For well over a decade, Nigel Farage was the face of Britain’s eurosceptic movement and, as such, of the entire eurosceptic movement in Europe. Although he failed to win a seat for himself in the British Parliament, he did guide UKIP to great election victories in elections for the European Parliament. And, of course, he was vital in a) bringing about a referendum on Brexit and b) making sure the Leave campaign won.
Last year, Farage stepped down as UKIP’s leader. His absence caused a leadership struggle in the party. In the end, it was UKIP MEP Paul Nuttall who was selected to lead UKIP heading into the British elections. The results were a disaster: the party was wiped out.
As a result, Nuttall resigned. Candidates to succeed him have until the end of July to throw their hat in the ring.
Many people have been lobbying Farage to come back. I know I have. There are few politicians — if any — in Britain with his charisma and leadership abilities. Sure, the man has also failed on numerous occasions, but overall, UKIP couldn’t possibly wish for a better leader. Sadly, Farage has announced that he’s not interested in the job:

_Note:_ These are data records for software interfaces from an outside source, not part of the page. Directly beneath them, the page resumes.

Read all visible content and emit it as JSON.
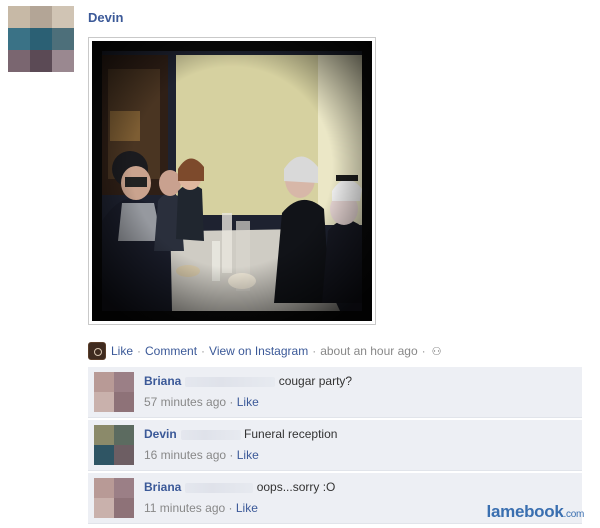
{
  "post": {
    "author": "Devin",
    "actions": {
      "like": "Like",
      "comment": "Comment",
      "view_on_instagram": "View on Instagram",
      "timestamp": "about an hour ago",
      "separator": "·"
    },
    "icons": {
      "instagram": "instagram-icon",
      "audience": "friends-audience-icon"
    }
  },
  "comments": [
    {
      "author": "Briana",
      "text": "cougar party?",
      "time": "57 minutes ago",
      "like": "Like",
      "avatar_colors": [
        "#b89a96",
        "#9b7f86",
        "#c9b1ac",
        "#8e7278"
      ]
    },
    {
      "author": "Devin",
      "text": "Funeral reception",
      "time": "16 minutes ago",
      "like": "Like",
      "avatar_colors": [
        "#8b8a6a",
        "#5c6b60",
        "#2f5564",
        "#6d5e63"
      ]
    },
    {
      "author": "Briana",
      "text": "oops...sorry :O",
      "time": "11 minutes ago",
      "like": "Like",
      "avatar_colors": [
        "#b89a96",
        "#9b7f86",
        "#c9b1ac",
        "#8e7278"
      ]
    }
  ],
  "watermark": {
    "main": "lamebook",
    "suffix": ".com"
  },
  "colors": {
    "link": "#3b5998",
    "comment_bg": "#edeff4",
    "meta": "#888888"
  }
}
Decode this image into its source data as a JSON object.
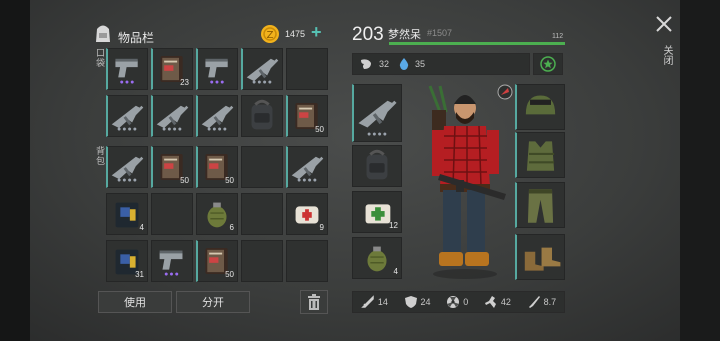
{
  "inventory": {
    "title": "物品栏",
    "coin_amount": "1475",
    "plus_symbol": "+",
    "section_pockets": "口袋",
    "section_backpack": "背包",
    "pockets": [
      {
        "icon": "pistol-icon",
        "dots": "●●●",
        "dot_colors": [
          "#9a6cf0",
          "#9a6cf0",
          "#9a6cf0"
        ]
      },
      {
        "icon": "notebook-icon",
        "count": "23"
      },
      {
        "icon": "pistol-icon",
        "dots": "●●●",
        "dot_colors": [
          "#9a6cf0",
          "#9a6cf0",
          "#9a6cf0"
        ]
      },
      {
        "icon": "rifle-icon",
        "dots": "●●●●",
        "dot_colors": [
          "#9ba3ad",
          "#9ba3ad",
          "#9ba3ad",
          "#9ba3ad"
        ]
      },
      {
        "icon": ""
      },
      {
        "icon": "rifle-icon",
        "dots": "●●●●",
        "dot_colors": [
          "#9ba3ad",
          "#9ba3ad",
          "#9ba3ad",
          "#9ba3ad"
        ]
      },
      {
        "icon": "rifle-icon",
        "dots": "●●●●",
        "dot_colors": [
          "#9ba3ad",
          "#9ba3ad",
          "#9ba3ad",
          "#9ba3ad"
        ]
      },
      {
        "icon": "rifle-icon",
        "dots": "●●●●",
        "dot_colors": [
          "#9ba3ad",
          "#9ba3ad",
          "#9ba3ad",
          "#9ba3ad"
        ]
      },
      {
        "icon": "backpack-icon"
      },
      {
        "icon": "notebook-icon",
        "count": "50"
      }
    ],
    "backpack": [
      {
        "icon": "rifle-icon",
        "dots": "●●●●",
        "dot_colors": [
          "#9ba3ad",
          "#9ba3ad",
          "#9ba3ad",
          "#9ba3ad"
        ]
      },
      {
        "icon": "notebook-icon",
        "count": "50"
      },
      {
        "icon": "notebook-icon",
        "count": "50"
      },
      {
        "icon": ""
      },
      {
        "icon": "rifle-icon",
        "dots": "●●●●",
        "dot_colors": [
          "#9ba3ad",
          "#9ba3ad",
          "#9ba3ad",
          "#9ba3ad"
        ]
      },
      {
        "icon": "ammo-box-icon",
        "count": "4"
      },
      {
        "icon": ""
      },
      {
        "icon": "grenade-icon",
        "count": "6"
      },
      {
        "icon": ""
      },
      {
        "icon": "bandage-icon",
        "count": "9"
      },
      {
        "icon": "ammo-box-icon",
        "count": "31"
      },
      {
        "icon": "pistol-icon",
        "dots": "●●●",
        "dot_colors": [
          "#9a6cf0",
          "#9a6cf0",
          "#9a6cf0"
        ]
      },
      {
        "icon": "notebook-icon",
        "count": "50"
      },
      {
        "icon": ""
      },
      {
        "icon": ""
      }
    ],
    "use_label": "使用",
    "split_label": "分开"
  },
  "player": {
    "level": "203",
    "name": "梦然呆",
    "id": "#1507",
    "hp_value": "112",
    "hp_fraction": 1.0,
    "hunger": "32",
    "thirst": "35",
    "close_label": "关闭"
  },
  "equipment": {
    "left": [
      {
        "icon": "rifle-icon",
        "dots": "●●●●"
      },
      {
        "icon": "backpack-icon"
      },
      {
        "icon": "medkit-icon",
        "count": "12"
      },
      {
        "icon": "grenade-icon",
        "count": "4"
      }
    ],
    "right": [
      {
        "icon": "helmet-icon"
      },
      {
        "icon": "vest-icon"
      },
      {
        "icon": "pants-icon"
      },
      {
        "icon": "boots-icon"
      }
    ]
  },
  "stats": [
    {
      "icon": "sword-icon",
      "value": "14"
    },
    {
      "icon": "shield-icon",
      "value": "24"
    },
    {
      "icon": "radiation-icon",
      "value": "0"
    },
    {
      "icon": "speed-icon",
      "value": "42"
    },
    {
      "icon": "knife-icon",
      "value": "8.7"
    }
  ],
  "colors": {
    "accent": "#56a9a0",
    "hp_bar": "#4caf50",
    "coin": "#f2b21c",
    "star": "#4caf50"
  }
}
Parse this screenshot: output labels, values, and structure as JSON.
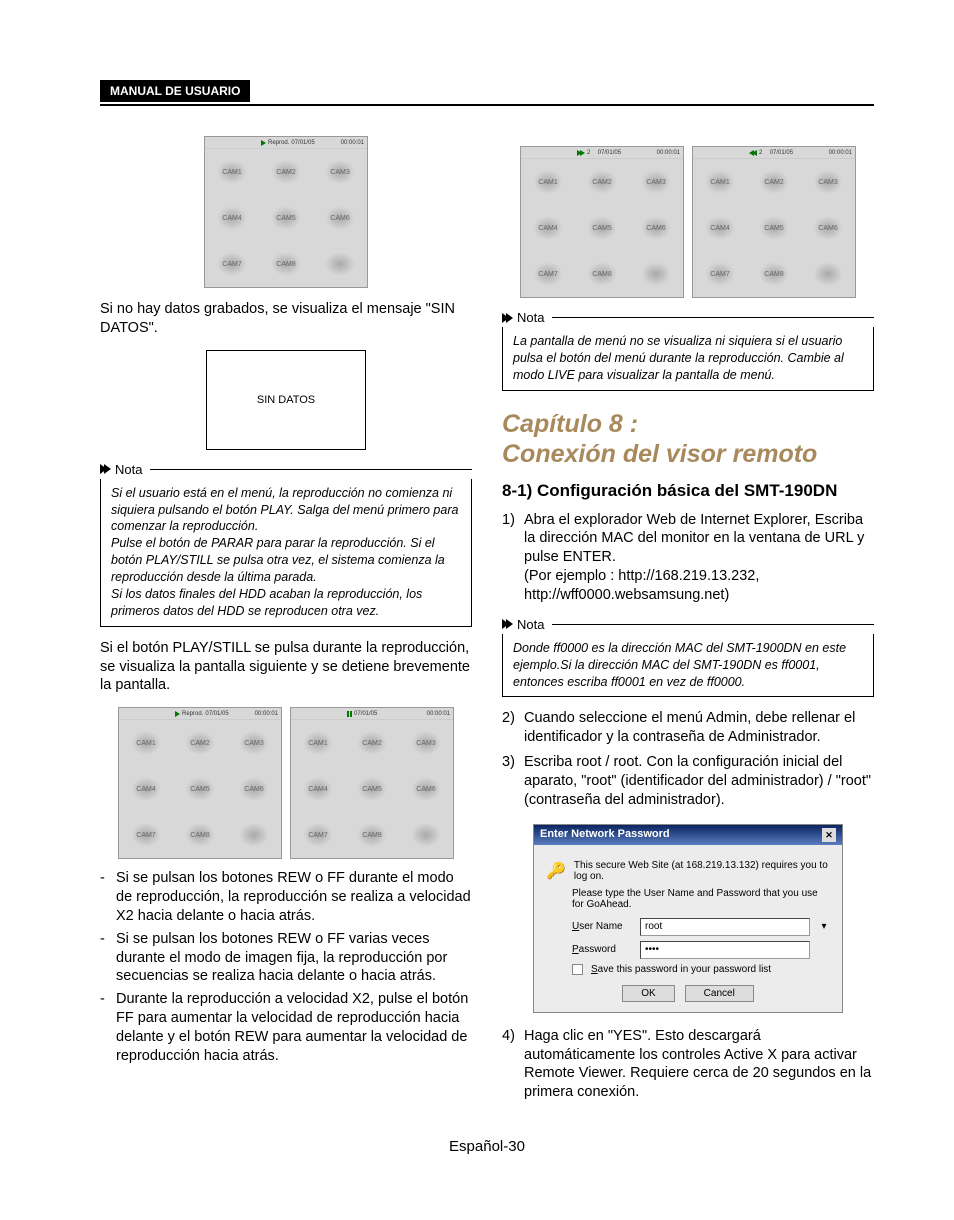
{
  "header": {
    "title": "MANUAL DE USUARIO"
  },
  "cams": [
    "CAM1",
    "CAM2",
    "CAM3",
    "CAM4",
    "CAM5",
    "CAM6",
    "CAM7",
    "CAM8"
  ],
  "grid_bar": {
    "play": {
      "label": "Reprod.",
      "date": "07/01/05",
      "time": "00:00:01"
    },
    "play2": {
      "label": "Reprod.",
      "date": "07/01/05",
      "time": "00:00:01"
    },
    "pause": {
      "date": "07/01/05",
      "time": "00:00:01"
    },
    "ff": {
      "num": "2",
      "date": "07/01/05",
      "time": "00:00:01"
    },
    "rw": {
      "num": "2",
      "date": "07/01/05",
      "time": "00:00:01"
    }
  },
  "left": {
    "p1": "Si no hay datos grabados, se visualiza el mensaje \"SIN DATOS\".",
    "sin_datos": "SIN DATOS",
    "nota_label": "Nota",
    "nota1_l1": "Si el usuario está en el menú, la reproducción no comienza ni siquiera pulsando el botón PLAY. Salga del menú primero para comenzar la reproducción.",
    "nota1_l2": "Pulse el botón de PARAR para parar la reproducción. Si el botón PLAY/STILL se pulsa otra vez, el   sistema comienza la reproducción desde la última parada.",
    "nota1_l3": "Si los datos finales del HDD acaban la reproducción, los primeros datos del HDD se reproducen otra vez.",
    "p2": "Si el botón PLAY/STILL se pulsa durante la reproducción, se visualiza la pantalla siguiente y se detiene brevemente la pantalla.",
    "b1": "Si se pulsan los botones REW o FF durante el modo de reproducción, la reproducción se realiza a velocidad X2 hacia delante o hacia atrás.",
    "b2": "Si se pulsan los botones REW o FF varias veces durante el modo de imagen fija, la reproducción por secuencias se realiza hacia delante o hacia atrás.",
    "b3": "Durante la reproducción a velocidad X2, pulse el botón FF para aumentar la velocidad de reproducción hacia delante y el botón REW para aumentar la velocidad de reproducción hacia atrás."
  },
  "right": {
    "nota_label": "Nota",
    "nota2": "La pantalla de menú no se visualiza ni siquiera si el usuario pulsa el botón del menú durante la reproducción. Cambie al modo LIVE para visualizar la pantalla de menú.",
    "chapter_l1": "Capítulo 8 :",
    "chapter_l2": "Conexión del visor remoto",
    "section": "8-1)   Configuración básica del SMT-190DN",
    "s1": "Abra el explorador Web de Internet Explorer, Escriba la dirección MAC del monitor en la ventana de URL y pulse ENTER.",
    "s1b": "(Por ejemplo : http://168.219.13.232, http://wff0000.websamsung.net)",
    "nota3": "Donde ff0000 es la dirección MAC del SMT-1900DN en este ejemplo.Si la dirección MAC del SMT-190DN es ff0001, entonces escriba ff0001 en vez de ff0000.",
    "s2": "Cuando seleccione el menú Admin, debe rellenar el identificador y la contraseña de Administrador.",
    "s3": "Escriba root / root. Con la configuración inicial del aparato, \"root\" (identificador del administrador) / \"root\" (contraseña del administrador).",
    "s4": "Haga clic en \"YES\". Esto descargará automáticamente los controles Active X para activar Remote Viewer. Requiere cerca de 20 segundos en la primera conexión."
  },
  "dialog": {
    "title": "Enter Network Password",
    "close": "✕",
    "msg1": "This secure Web Site (at 168.219.13.132) requires you to log on.",
    "msg2": "Please type the User Name and Password that you use for GoAhead.",
    "user_label": "User Name",
    "user_val": "root",
    "pass_label": "Password",
    "pass_val": "••••",
    "save": "Save this password in your password list",
    "ok": "OK",
    "cancel": "Cancel",
    "user_first": "U",
    "pass_first": "P",
    "save_first": "S"
  },
  "footer": "Español-30"
}
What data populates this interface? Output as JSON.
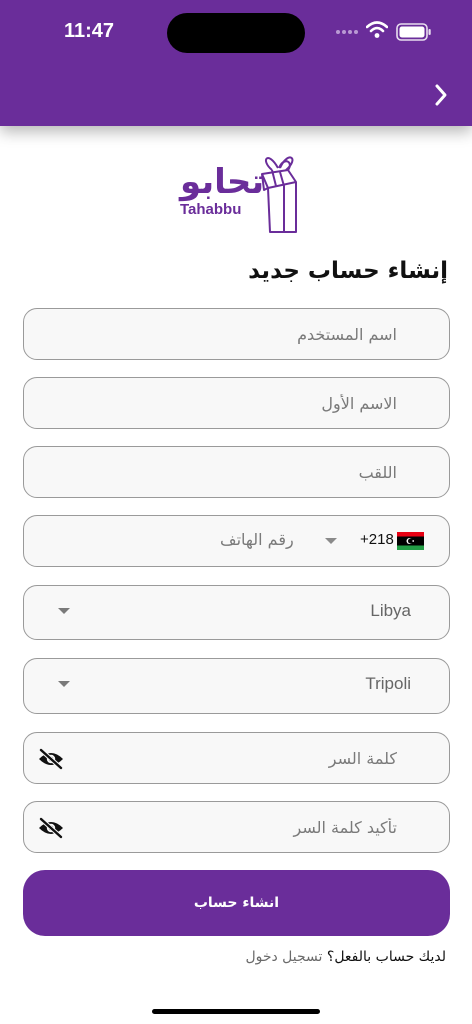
{
  "status_bar": {
    "time": "11:47"
  },
  "brand": {
    "name_ar": "تحابو",
    "name_en": "Tahabbu",
    "color": "#6a2d9a"
  },
  "form": {
    "title": "إنشاء حساب جديد",
    "username_placeholder": "اسم المستخدم",
    "first_name_placeholder": "الاسم الأول",
    "last_name_placeholder": "اللقب",
    "phone": {
      "dial_code": "+218",
      "placeholder": "رقم الهاتف",
      "country_flag": "libya-flag-icon"
    },
    "country_value": "Libya",
    "city_value": "Tripoli",
    "password_placeholder": "كلمة السر",
    "confirm_password_placeholder": "تأكيد كلمة السر",
    "submit_label": "انشاء حساب"
  },
  "login_prompt": {
    "text": "لديك حساب بالفعل؟",
    "link": "تسجيل دخول"
  }
}
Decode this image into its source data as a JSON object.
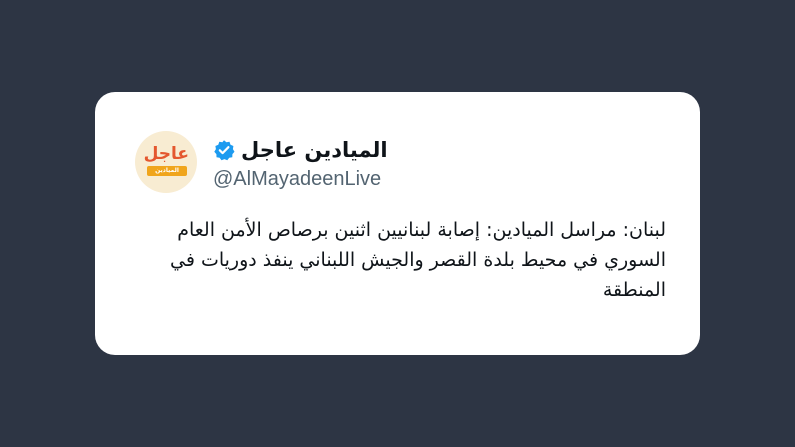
{
  "post": {
    "avatar": {
      "icon": "almayadeen-breaking-logo",
      "logo_word": "عاجل",
      "logo_sub": "الميادين",
      "bg_color": "#f8ecd2",
      "accent_color": "#e4572e"
    },
    "author": {
      "display_name": "الميادين عاجل",
      "handle": "@AlMayadeenLive",
      "verified": true,
      "verified_icon": "verified-badge-icon",
      "verified_color": "#1d9bf0"
    },
    "text": "لبنان: مراسل الميادين: إصابة لبنانيين اثنين برصاص الأمن العام السوري في محيط بلدة القصر والجيش اللبناني ينفذ دوريات في المنطقة"
  },
  "colors": {
    "page_background": "#2d3544",
    "card_background": "#ffffff",
    "text_primary": "#0f1419",
    "text_secondary": "#536471"
  }
}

While many have been lobbying me and urging me to come back, I have decided that this would not be the right thing to do and I will not be standing. While I remain a strong supporter of the party and think there is a real chance in two years that Ukip may be more relevant than ever, the party itself needs serious reforms.
Farage’s main problem is that UKIP is run by an elected National Executive Committee (NEC). This body is, sadly, occupied by rank amateurs. They’re passionate and enthusiastic, but they have no idea how to run campaigns, play the media, or raise money. As the leader, Farage felt that this governing body of the party was holding him back. “Time and again I was outvoted on important decisions and could not take the party in the direction I wanted,” he writes. He concludes:
The thought of going back to a job I may not be allowed to do, if, again, I’m held back by totally unqualified people is not something I’m prepared to contemplate. I hope the new leader takes on the battle for major constitutional change or the party will return to being an amateur shambles.
Although political watchers can sympathize with Farage, he leaves behind a party that’s in shambles and that desperately needs a leader — a leader like Farage. Sadly, if the man himself doesn’t step up to the plate, there’s nobody with his gravitas to replace him. Nuttall tried but failed. His successor will undoubtedly suffer the same fate. There’s nobody else in UKIP with Farage’s political acumen and charisma.
And that means that the end of UKIP as a political player is in sight, which would be a terrible loss not only for Britain itself but also for the rest of Europe, which desperately needs eurosceptic parties — parties that put Brussels’ feet to the fire and warn the citizenry about the secret power grabs of the European elites.